During his six-hour summation, Gould charged that TIME was engaged in a "feverish pursuit of scoops" in order to "sell magazines." He called TIME journalists "smooth-faced Boy Scouts" and said that witnesses from the magazine indulged in "self-adulation" when they praised David Halevy's reporting career. As for Halevy himself, an Israeli citizen, Gould derided his war record and called him a "Humphrey Bogart playing Ernie Pyle." He contended that Halevy fabricated the story and that his colleagues at TIME printed it against their better judgment.

Gould depicted Sharon as a "great and good man . . . an asset too precious to be defiled by lies and half-truths." He told the jury: "Your verdict will do much to determine whether he'll go down in history as a great man, a great soldier, a savior of his country or as a kind of monster, another Herod." Sharon's approval of the decision to send the Phalangists into the camps, he said, was made while "bullets were flying and guys were dying." Said Gould: "He's not making the kind of decisions you make as an editor up there in Rockefeller Center, with all the fancy furniture."

Though Gould acknowledged that this decision by Sharon was "a mistake," he added, "He is still paying the price for it. He knows it has left scars on the reputation of a great soldier." Sharon could not have been guilty of encouraging the massacre, Gould argued, because he knew records were being kept of the meetings.
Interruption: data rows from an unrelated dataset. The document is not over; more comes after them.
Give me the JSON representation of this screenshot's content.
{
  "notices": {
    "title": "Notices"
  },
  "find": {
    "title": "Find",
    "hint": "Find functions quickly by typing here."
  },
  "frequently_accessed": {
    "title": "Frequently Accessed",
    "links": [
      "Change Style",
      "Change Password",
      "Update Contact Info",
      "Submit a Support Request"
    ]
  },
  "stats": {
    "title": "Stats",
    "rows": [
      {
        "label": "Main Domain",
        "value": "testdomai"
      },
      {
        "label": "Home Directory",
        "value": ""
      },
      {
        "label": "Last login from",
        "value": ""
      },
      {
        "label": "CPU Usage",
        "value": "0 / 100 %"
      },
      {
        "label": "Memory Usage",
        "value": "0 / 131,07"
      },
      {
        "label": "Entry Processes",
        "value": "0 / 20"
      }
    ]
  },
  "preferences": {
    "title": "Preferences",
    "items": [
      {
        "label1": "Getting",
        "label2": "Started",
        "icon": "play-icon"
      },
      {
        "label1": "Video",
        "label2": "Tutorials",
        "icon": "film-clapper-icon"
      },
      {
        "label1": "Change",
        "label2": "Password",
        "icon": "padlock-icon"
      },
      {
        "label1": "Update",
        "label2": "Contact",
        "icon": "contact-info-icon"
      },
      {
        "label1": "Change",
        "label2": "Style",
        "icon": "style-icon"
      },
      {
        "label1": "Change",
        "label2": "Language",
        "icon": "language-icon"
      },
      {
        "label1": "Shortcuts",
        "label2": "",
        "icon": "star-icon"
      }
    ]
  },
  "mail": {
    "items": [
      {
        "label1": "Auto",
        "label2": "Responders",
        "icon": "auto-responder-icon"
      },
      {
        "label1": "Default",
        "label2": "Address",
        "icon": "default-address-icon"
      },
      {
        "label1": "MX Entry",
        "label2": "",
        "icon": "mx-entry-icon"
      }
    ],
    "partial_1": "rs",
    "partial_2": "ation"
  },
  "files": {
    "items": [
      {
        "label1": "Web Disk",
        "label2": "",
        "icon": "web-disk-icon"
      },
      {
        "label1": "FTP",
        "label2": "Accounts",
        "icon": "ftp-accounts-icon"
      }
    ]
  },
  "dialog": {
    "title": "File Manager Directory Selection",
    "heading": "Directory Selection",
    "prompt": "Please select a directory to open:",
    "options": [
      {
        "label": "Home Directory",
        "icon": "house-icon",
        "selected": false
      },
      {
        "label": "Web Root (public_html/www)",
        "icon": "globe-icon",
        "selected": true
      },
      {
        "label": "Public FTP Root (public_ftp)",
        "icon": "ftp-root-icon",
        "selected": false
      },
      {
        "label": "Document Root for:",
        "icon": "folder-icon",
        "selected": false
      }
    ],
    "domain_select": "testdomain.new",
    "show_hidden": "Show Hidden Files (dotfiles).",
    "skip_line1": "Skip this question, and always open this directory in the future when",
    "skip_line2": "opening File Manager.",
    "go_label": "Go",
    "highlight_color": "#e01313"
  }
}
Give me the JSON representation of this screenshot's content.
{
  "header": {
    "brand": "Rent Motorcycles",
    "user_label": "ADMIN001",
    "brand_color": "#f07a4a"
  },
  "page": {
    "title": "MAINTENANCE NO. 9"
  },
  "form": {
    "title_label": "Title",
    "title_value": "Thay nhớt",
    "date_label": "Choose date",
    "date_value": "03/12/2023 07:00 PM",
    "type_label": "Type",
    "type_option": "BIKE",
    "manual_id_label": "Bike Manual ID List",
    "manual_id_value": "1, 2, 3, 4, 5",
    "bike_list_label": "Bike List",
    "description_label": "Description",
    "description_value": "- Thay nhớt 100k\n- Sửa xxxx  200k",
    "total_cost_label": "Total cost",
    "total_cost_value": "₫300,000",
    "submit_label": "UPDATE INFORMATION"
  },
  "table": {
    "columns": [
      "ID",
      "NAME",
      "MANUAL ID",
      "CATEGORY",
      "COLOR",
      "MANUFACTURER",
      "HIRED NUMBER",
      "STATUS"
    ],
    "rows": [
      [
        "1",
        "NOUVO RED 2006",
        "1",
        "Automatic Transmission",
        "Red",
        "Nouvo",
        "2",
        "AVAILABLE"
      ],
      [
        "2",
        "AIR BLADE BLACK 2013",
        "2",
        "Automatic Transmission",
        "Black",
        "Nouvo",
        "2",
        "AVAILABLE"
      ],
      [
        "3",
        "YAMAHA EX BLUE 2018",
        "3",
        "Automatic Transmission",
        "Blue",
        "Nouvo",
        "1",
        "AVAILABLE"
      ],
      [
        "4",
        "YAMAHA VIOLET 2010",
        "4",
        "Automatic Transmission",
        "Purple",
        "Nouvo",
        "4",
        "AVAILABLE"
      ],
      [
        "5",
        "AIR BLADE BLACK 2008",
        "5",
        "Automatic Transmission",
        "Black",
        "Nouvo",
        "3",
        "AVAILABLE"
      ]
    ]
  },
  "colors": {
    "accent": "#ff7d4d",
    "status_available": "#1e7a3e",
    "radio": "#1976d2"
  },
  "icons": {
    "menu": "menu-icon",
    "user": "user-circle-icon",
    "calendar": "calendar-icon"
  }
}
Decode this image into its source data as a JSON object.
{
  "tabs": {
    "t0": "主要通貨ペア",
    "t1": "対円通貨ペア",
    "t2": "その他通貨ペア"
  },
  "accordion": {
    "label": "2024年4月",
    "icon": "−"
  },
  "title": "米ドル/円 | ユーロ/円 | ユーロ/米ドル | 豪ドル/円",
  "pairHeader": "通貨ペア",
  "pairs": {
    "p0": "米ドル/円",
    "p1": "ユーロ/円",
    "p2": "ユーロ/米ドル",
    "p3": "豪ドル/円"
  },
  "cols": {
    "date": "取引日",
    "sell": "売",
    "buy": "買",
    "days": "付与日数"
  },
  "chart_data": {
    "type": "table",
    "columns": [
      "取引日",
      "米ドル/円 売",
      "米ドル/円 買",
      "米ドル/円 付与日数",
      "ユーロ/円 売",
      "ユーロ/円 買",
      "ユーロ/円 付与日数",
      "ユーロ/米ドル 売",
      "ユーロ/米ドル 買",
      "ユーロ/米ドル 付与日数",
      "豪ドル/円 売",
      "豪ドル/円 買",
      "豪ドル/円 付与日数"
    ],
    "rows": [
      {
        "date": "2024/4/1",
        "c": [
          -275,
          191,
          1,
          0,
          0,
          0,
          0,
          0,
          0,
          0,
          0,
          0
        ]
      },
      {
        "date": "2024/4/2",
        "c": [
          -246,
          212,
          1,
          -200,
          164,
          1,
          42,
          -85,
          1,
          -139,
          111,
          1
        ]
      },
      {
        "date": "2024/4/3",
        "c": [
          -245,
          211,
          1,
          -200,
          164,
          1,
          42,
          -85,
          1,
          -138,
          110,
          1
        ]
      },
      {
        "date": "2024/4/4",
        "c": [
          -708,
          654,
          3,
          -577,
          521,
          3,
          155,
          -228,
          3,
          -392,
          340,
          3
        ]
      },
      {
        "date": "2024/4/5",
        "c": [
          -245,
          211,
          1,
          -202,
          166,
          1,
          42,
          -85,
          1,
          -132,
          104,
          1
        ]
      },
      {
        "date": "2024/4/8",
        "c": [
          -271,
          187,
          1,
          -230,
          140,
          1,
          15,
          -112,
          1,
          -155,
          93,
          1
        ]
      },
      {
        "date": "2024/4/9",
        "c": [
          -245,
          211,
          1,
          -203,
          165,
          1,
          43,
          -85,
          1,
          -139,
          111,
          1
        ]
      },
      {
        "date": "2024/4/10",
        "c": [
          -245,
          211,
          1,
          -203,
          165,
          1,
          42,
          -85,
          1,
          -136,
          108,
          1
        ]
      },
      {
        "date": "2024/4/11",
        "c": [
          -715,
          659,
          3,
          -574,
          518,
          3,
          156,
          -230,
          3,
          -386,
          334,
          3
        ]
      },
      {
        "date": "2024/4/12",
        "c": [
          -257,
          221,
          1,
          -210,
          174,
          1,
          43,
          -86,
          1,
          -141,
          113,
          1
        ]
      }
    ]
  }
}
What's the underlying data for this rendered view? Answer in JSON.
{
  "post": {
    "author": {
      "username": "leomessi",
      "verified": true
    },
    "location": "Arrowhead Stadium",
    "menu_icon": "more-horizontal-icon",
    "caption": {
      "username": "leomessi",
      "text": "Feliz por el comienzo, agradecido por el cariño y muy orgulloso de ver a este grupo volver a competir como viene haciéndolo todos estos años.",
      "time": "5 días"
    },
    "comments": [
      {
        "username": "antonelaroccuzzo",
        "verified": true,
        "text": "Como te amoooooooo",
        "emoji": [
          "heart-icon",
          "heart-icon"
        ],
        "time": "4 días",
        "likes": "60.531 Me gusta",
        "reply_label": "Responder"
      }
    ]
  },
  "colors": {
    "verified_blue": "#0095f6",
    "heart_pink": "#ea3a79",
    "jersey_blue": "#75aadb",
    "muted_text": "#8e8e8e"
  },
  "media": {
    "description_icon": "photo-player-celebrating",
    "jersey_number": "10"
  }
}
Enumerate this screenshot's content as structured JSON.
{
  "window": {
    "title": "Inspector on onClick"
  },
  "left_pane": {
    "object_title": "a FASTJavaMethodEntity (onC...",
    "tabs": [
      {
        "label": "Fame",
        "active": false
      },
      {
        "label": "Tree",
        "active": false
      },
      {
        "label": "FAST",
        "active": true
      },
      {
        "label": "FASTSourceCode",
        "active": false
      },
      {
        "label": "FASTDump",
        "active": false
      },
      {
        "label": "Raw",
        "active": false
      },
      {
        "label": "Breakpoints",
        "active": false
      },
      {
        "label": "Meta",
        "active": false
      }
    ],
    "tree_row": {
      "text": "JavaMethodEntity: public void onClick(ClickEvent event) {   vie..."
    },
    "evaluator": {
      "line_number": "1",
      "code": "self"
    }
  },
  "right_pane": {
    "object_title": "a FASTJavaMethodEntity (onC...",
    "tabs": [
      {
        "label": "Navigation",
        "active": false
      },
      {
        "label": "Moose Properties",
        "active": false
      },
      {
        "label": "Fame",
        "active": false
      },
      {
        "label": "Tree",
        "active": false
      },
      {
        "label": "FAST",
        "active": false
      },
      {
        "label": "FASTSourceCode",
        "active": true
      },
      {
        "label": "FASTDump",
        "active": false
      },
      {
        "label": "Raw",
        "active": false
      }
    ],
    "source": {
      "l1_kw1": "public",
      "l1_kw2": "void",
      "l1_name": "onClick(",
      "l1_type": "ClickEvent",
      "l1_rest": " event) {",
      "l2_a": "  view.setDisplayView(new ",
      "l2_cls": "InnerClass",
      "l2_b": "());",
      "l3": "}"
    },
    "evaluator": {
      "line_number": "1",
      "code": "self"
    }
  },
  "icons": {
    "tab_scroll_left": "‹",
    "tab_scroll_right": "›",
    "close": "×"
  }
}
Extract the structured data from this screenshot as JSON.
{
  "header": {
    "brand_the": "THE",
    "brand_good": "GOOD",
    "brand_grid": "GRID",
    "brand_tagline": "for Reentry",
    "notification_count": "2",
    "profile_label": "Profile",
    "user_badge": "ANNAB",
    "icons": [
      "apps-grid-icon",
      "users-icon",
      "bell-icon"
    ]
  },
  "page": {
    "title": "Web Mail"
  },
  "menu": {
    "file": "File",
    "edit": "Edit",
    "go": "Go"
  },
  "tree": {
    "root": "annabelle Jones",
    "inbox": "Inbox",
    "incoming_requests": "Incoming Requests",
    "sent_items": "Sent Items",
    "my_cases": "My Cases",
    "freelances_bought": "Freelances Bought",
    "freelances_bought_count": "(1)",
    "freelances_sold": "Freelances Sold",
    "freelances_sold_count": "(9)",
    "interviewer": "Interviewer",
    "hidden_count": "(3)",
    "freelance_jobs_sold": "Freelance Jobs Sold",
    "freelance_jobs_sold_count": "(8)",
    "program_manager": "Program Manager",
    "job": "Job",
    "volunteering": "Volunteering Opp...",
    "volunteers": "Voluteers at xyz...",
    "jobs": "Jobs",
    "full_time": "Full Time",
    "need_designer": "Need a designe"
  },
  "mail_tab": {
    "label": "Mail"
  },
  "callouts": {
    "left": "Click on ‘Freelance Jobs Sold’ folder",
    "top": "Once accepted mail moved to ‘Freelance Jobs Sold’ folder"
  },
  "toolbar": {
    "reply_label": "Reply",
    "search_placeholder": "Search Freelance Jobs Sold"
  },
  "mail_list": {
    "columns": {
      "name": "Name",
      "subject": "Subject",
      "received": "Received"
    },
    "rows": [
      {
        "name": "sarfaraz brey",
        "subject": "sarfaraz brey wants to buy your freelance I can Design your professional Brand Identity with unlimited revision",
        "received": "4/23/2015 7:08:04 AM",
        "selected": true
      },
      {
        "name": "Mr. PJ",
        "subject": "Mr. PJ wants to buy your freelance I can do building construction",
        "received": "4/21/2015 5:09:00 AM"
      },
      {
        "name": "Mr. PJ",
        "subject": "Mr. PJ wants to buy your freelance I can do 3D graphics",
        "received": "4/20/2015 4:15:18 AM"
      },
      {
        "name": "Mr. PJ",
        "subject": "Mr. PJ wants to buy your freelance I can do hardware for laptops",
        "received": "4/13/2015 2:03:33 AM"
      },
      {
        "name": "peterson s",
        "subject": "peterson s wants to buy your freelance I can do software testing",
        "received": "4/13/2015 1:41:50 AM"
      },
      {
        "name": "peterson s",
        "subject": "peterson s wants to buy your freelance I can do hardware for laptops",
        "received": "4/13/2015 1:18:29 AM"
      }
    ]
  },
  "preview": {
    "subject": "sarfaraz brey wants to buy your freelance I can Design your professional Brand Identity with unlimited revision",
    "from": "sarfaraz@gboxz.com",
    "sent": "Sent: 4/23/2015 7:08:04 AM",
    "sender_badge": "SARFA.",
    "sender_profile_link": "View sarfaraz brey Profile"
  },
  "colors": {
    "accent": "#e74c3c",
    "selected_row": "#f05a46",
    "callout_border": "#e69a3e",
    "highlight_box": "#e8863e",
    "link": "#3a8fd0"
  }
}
Said the plaintiff's attorney: "He may be fat, but he ain't crazy."

Sofaer was expected to deliver his charge to the jurors early this week. If they decide not only that the paragraph defames Sharon but that TIME published the passage knowing it was false or with reckless disregard of the truth, then they will return to the courtroom to hear evidence on Sharon's reputation. The jury would then have to determine whether Sharon was harmed by publication of the paragraph and, if so, what damages should be awarded.